Today, we’re rehearsing with Bart Cook who comes from the Balanchine Trust. He says Violette was a mixture of musicality, freshness, simplicity and grace... Sonatine was created around her and Jean-Pierre Bonnefous who was an Étoile dancer at the Paris Opera. The pas de deux in it is a demonstration of Balanchine’s vision of French elegance.
It is more than just
a pas de deux: the presence of the piano on stage together with Ravel’s
music—which is a focal point of the piece—in reality makes it more of a trio.
There’s an interplay between the dance and the music. You need to achieve a
symbiosis which means that we no longer can tell whether it is music or dance

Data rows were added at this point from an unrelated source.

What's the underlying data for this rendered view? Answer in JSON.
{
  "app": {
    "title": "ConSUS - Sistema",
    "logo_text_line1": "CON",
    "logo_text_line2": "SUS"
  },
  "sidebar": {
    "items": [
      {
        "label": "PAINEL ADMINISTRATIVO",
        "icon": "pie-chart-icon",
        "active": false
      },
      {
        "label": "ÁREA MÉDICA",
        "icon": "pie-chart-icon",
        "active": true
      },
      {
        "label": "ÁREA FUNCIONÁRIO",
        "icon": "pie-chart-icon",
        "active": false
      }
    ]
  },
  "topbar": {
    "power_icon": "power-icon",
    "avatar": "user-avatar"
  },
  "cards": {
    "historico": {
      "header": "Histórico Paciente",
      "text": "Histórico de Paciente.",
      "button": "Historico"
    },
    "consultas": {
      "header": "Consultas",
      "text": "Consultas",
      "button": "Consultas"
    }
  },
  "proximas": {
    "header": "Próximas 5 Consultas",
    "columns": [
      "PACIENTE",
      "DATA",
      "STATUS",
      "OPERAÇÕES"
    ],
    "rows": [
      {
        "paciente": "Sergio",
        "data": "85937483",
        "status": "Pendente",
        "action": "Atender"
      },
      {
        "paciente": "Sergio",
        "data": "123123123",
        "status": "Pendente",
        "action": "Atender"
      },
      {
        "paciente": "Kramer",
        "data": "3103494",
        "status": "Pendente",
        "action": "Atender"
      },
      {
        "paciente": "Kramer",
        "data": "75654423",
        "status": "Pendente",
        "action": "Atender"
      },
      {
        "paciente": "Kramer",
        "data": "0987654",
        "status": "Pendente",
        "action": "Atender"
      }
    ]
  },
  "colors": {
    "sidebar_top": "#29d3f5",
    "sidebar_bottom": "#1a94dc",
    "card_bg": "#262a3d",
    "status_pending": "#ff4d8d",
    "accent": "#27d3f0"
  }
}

which initiates the movement.
You underline the importance of Balanchine's musicality. How does that translate in his ballets?
You mention different atmospheres for each work. In the end, what do the pieces in the evening’s programme have in common and what differentiates them?
M. H.: There’s no doubt that they all share this special relationship with the music. In Brahms Schönberg Quartet, there are four movements which stand out through the music. Each movement brings a different dramaturgy. Myriam and I perform the third, “romantic” one. The atmosphere is calm, I’m surrounded by ballerinas only and there’s something very fluid about it. The movement which follows, on the other hand, is a real firework display—it releases an energy which suits the ballet’s finale.
Sonatine is more like a ballad. There are numerous references to water in Ravel’s music. It’s bucolic. When Balanchine created Sonatine, he was focused on Violette and he gave her male partner the role of a sort of spirit who accompanies the thoughts of the ballerina. Often, in a classical pas de deux, the man is in control. In this case, he has to allow himself to be guided; to find with his partner a means of letting go, going with the flow.
Finally, Morzatiana makes me think of the royal courts. There’s something majestic and noble about the ballet. It’s one of Balanchine’s last creations and the culmination of his career: He was nearing the end of his life, he had amassed a vast body of knowledge. Technically, it is brilliant. The dancer has some very demanding steps from a technical point of view that require a certain virtuosity.
Looking at those photographs, we get the impression there’s a huge complicity between the two of you, and at the same time gentleness and discipline. Are those the qualities needed to dance Balanchine?
M. H: Myriam and I share a genuine mutual trust. We’ve been dancing together for a long time. Working together every day we end up anticipating each other's reactions or simply adapting to what the other has given us. Myriam has a sensitivity and a fragility which impels me to be even more attentive. There’s also something naturally radiant about her. These are dances for couples. There’s a genuine exchange between the two partners. From start to finish, Sonatine is a succession of questions and answers, a continuous interaction between her and him. You have to manage to come on stage as if you don’t know the steps in advance and are responding as naturally as possible to your partner's proposition. Of course, the choreography is far more complex than it may seem, but a performer who soars and who takes pleasure in dancing is priceless. And I will continue to strive towards that simplicity and naturalness.
Interviewed by Inès Piovesan